Red Sox supporters interviewed after the game recounted how even with a 3-0 lead, they held their breaths and feared for the worse when Cardinals first baseman Albert Pujols hit a single in the bottom of the last inning. Others fans aid they were just speechless and couldn't talk when asked about their feelings. Some of those celebrating the victory around Fenway Park in Boston openly cried.
But that didn't last long, and soon euphoria replaced disbelief. Fans in Boston carried signs that read "Our grandparents and parents thank you." One local Boston TV announcer, with a huge grin on her face, told viewers to turn on their VCRs because she was about to say something that had never been said on TV in the Boston area before: "The Red Sox are World Series Champions." TV, of course, had not been invented the last time the Sox won the series in 1918. And within a half hour of the Red Sox victory, a long line of fans looking for sports memorabilia had formed outside souvenir shops near the Sox's famed Yawkey Way.
Online at the popular Sons of Sam Horn chat site, which has become the unofficial Internet home for Red Sox supporters around the globe, one fan, who called himself "Lithuanian Sox Fan" thanked Red Sox owner John Henry for putting the team together. "You did everything you said you would and more ñ thank you. Other than my wedding, and the birth of my two beautiful children, this is the happiest night of my life. Thank you. "
In another posting, that showed the depth of the feeling for the Red Sox felt by those in the region, a staff sergeant in the United States Air Force said that even if he had to go overseas again to serve his country, and didn't come back, "my life will have been full in large part because of what you & this team have done. I salute all of you!"

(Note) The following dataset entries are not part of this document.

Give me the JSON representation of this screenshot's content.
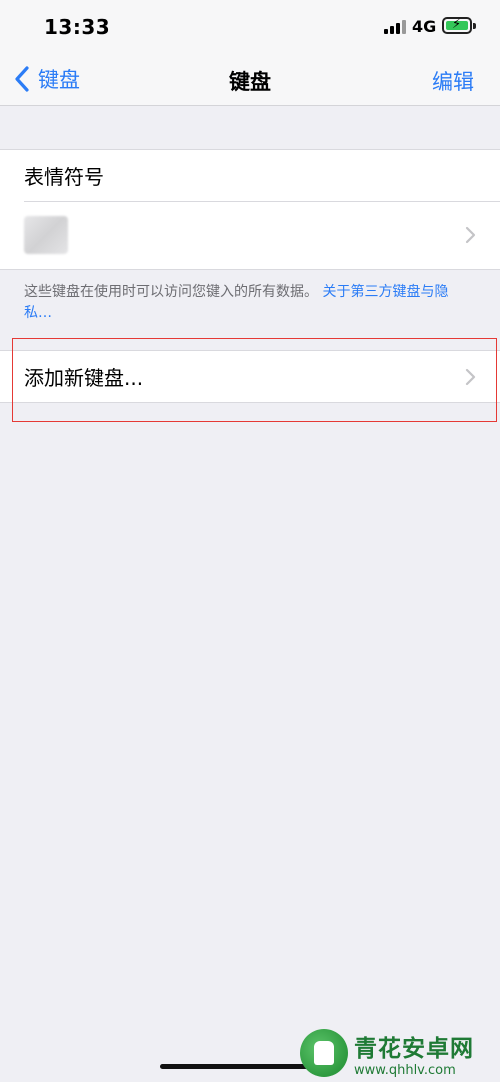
{
  "status_bar": {
    "time": "13:33",
    "network": "4G"
  },
  "nav": {
    "back_label": "键盘",
    "title": "键盘",
    "edit_label": "编辑"
  },
  "keyboards": {
    "items": [
      {
        "label": "表情符号"
      },
      {
        "label": ""
      }
    ]
  },
  "footer": {
    "text": "这些键盘在使用时可以访问您键入的所有数据。",
    "link": "关于第三方键盘与隐私…"
  },
  "add_keyboard": {
    "label": "添加新键盘..."
  },
  "watermark": {
    "name": "青花安卓网",
    "url": "www.qhhlv.com"
  },
  "colors": {
    "accent": "#2b7cf6",
    "background": "#efeff4",
    "highlight": "#e53935"
  },
  "icons": {
    "back": "chevron-left-icon",
    "disclosure": "chevron-right-icon"
  }
}
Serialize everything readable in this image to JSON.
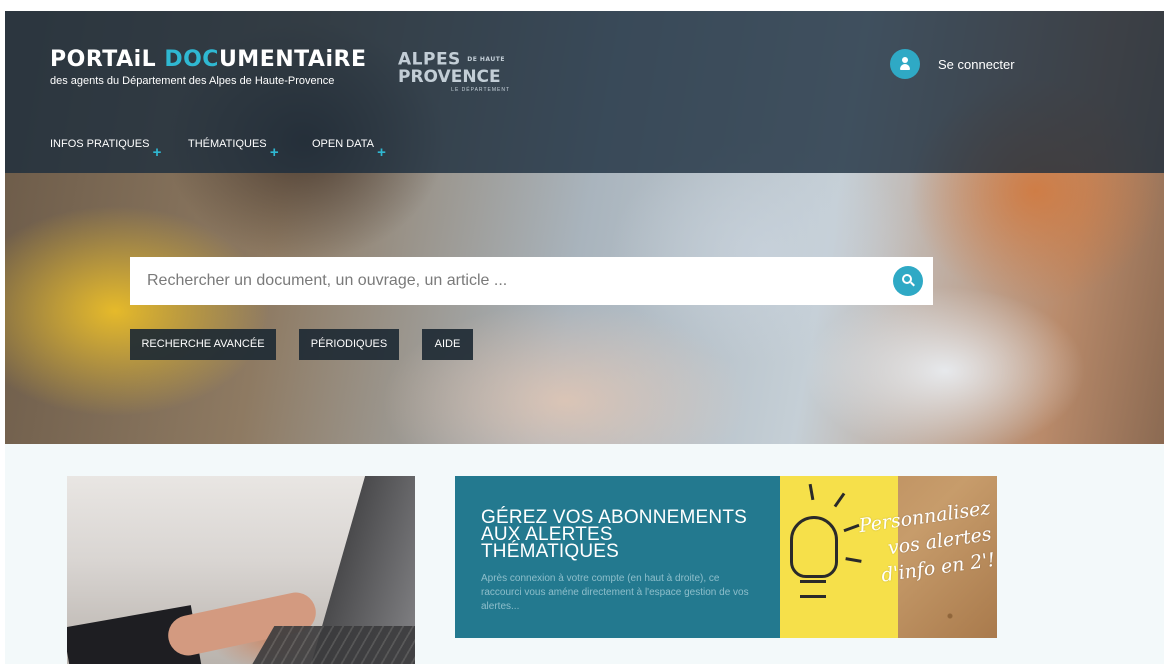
{
  "header": {
    "brand_title_part1": "PORTAiL ",
    "brand_title_accent": "DOC",
    "brand_title_part2": "UMENTAiRE",
    "brand_subtitle": "des agents du Département des Alpes de Haute-Provence",
    "dept_logo": {
      "line1": "ALPES",
      "line1_small": "DE HAUTE",
      "line2": "PROVENCE",
      "line3": "LE DÉPARTEMENT"
    },
    "login_label": "Se connecter",
    "login_icon": "user-icon"
  },
  "nav": {
    "items": [
      {
        "label": "INFOS PRATIQUES",
        "icon": "plus-icon"
      },
      {
        "label": "THÉMATIQUES",
        "icon": "plus-icon"
      },
      {
        "label": "OPEN DATA",
        "icon": "plus-icon"
      }
    ]
  },
  "search": {
    "placeholder": "Rechercher un document, un ouvrage, un article ...",
    "value": "",
    "button_icon": "search-icon"
  },
  "quick_links": [
    {
      "label": "RECHERCHE AVANCÉE"
    },
    {
      "label": "PÉRIODIQUES"
    },
    {
      "label": "AIDE"
    }
  ],
  "promo": {
    "title_line1": "GÉREZ VOS ABONNEMENTS",
    "title_line2": "AUX ALERTES THÉMATIQUES",
    "text": "Après connexion à votre compte (en haut à droite), ce raccourci vous améne directement à l'espace gestion de vos alertes...",
    "image_text": "Personnalisez vos alertes d'info en 2'!"
  },
  "colors": {
    "accent": "#2fb8d2",
    "header_overlay": "#1a2c3c",
    "promo_bg": "#23798f",
    "content_bg": "#f3f9fa"
  }
}
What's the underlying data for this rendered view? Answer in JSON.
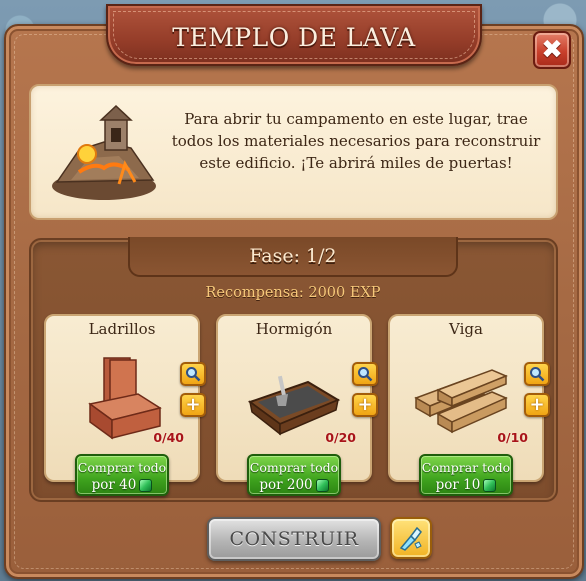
{
  "dialog": {
    "title": "TEMPLO DE LAVA",
    "description": "Para abrir tu campamento en este lugar, trae todos los materiales necesarios para reconstruir este edificio. ¡Te abrirá miles de puertas!",
    "phase": "Fase: 1/2",
    "reward": "Recompensa: 2000 EXP"
  },
  "materials": [
    {
      "name": "Ladrillos",
      "count": "0/40",
      "buy_line1": "Comprar todo",
      "buy_line2": "por 40",
      "icon": "bricks-icon"
    },
    {
      "name": "Hormigón",
      "count": "0/20",
      "buy_line1": "Comprar todo",
      "buy_line2": "por 200",
      "icon": "concrete-tray-icon"
    },
    {
      "name": "Viga",
      "count": "0/10",
      "buy_line1": "Comprar todo",
      "buy_line2": "por 10",
      "icon": "wood-beams-icon"
    }
  ],
  "actions": {
    "build_label": "CONSTRUIR",
    "close_glyph": "✖"
  },
  "colors": {
    "frame": "#a66a44",
    "title_ribbon": "#953d29",
    "panel_light": "#f6e6c8",
    "buy_green": "#3fa41e",
    "count_red": "#a8141a",
    "reward_gold": "#f6c87a"
  }
}
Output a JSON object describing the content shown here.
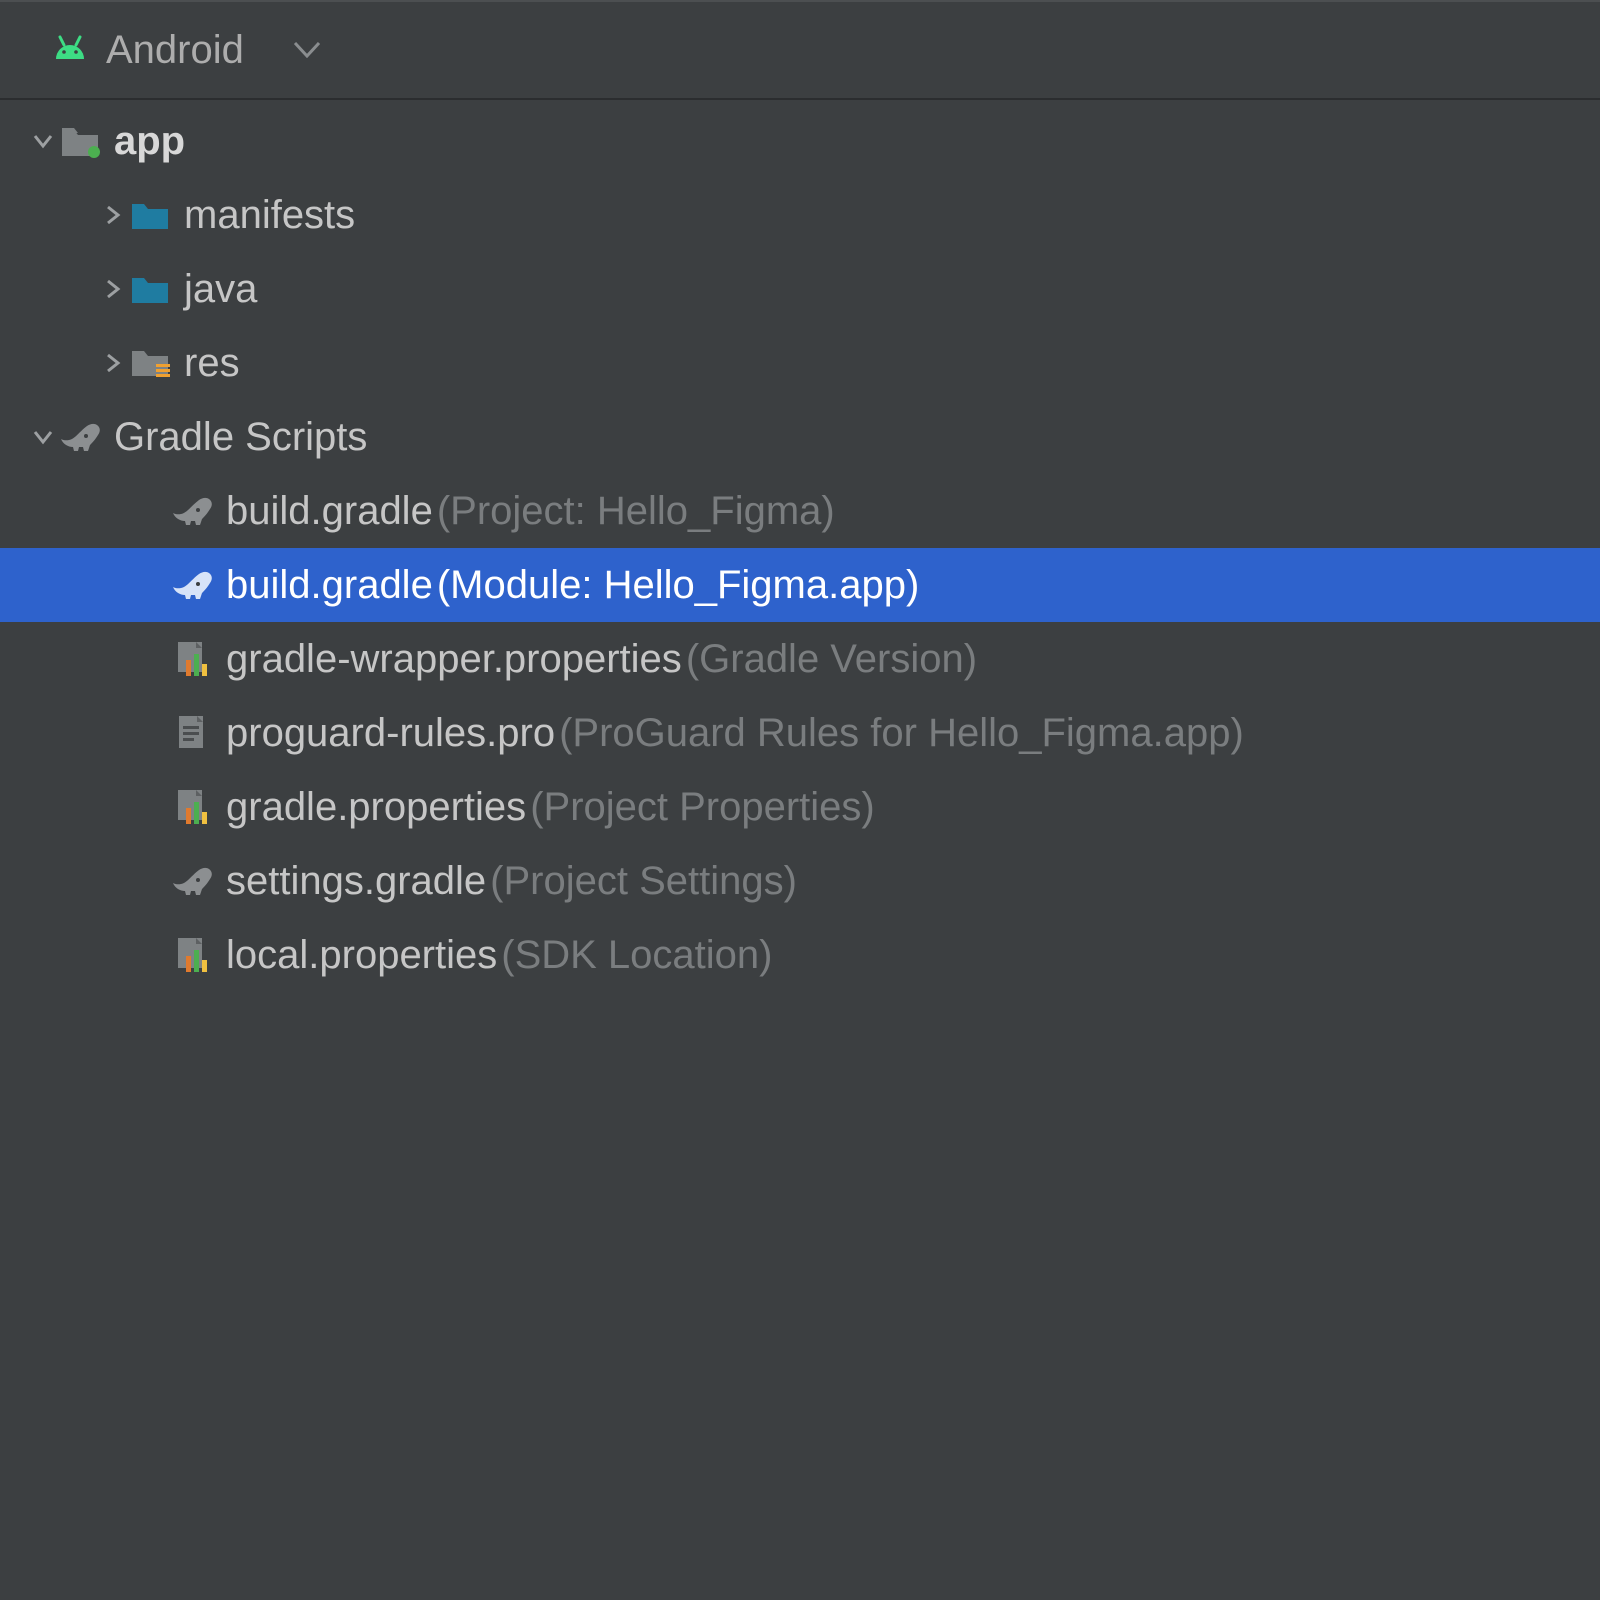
{
  "header": {
    "view_label": "Android"
  },
  "tree": {
    "app": {
      "label": "app",
      "children": {
        "manifests": "manifests",
        "java": "java",
        "res": "res"
      }
    },
    "gradle": {
      "label": "Gradle Scripts",
      "items": [
        {
          "name": "build.gradle",
          "hint": "(Project: Hello_Figma)",
          "icon": "elephant",
          "selected": false
        },
        {
          "name": "build.gradle",
          "hint": "(Module: Hello_Figma.app)",
          "icon": "elephant",
          "selected": true
        },
        {
          "name": "gradle-wrapper.properties",
          "hint": "(Gradle Version)",
          "icon": "props",
          "selected": false
        },
        {
          "name": "proguard-rules.pro",
          "hint": "(ProGuard Rules for Hello_Figma.app)",
          "icon": "textfile",
          "selected": false
        },
        {
          "name": "gradle.properties",
          "hint": "(Project Properties)",
          "icon": "props",
          "selected": false
        },
        {
          "name": "settings.gradle",
          "hint": "(Project Settings)",
          "icon": "elephant",
          "selected": false
        },
        {
          "name": "local.properties",
          "hint": "(SDK Location)",
          "icon": "props",
          "selected": false
        }
      ]
    }
  }
}
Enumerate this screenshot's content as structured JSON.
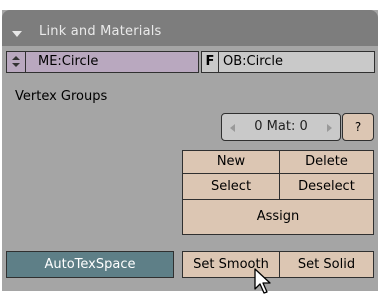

In fact, the value of the Red Sox triumph to the region is hard to describe to those who are not Red Sox fans. The Sox's decades-long inability to win the Series became a badge that the entire region seemed to wear. Now that stigma is gone and replaced by a feeling of triumph.
Not everybody, however, was happy with the victory. The New York Daily News, still smarting after the Red Sox came from three games down to defeat the New York Yankees 4-3 in the American League Championship Series, had a picture of the Red Sox celebration and the headline "See you in 2090." It was a somewhat snarky reference to the 86 years between Wednesday night's victory and the Red Sox's previous one in 1918.
Police kept a close eye on the 80,000 fans who celebrated in the vicinity of Fenway Park after the victory. When some fans became unruly on Massachusetts Avenue, near the Monitor's offices, police moved in and arrested 18 people. Red Sox management and Boston city officials said that a parade would be held for the World Series champions on Friday.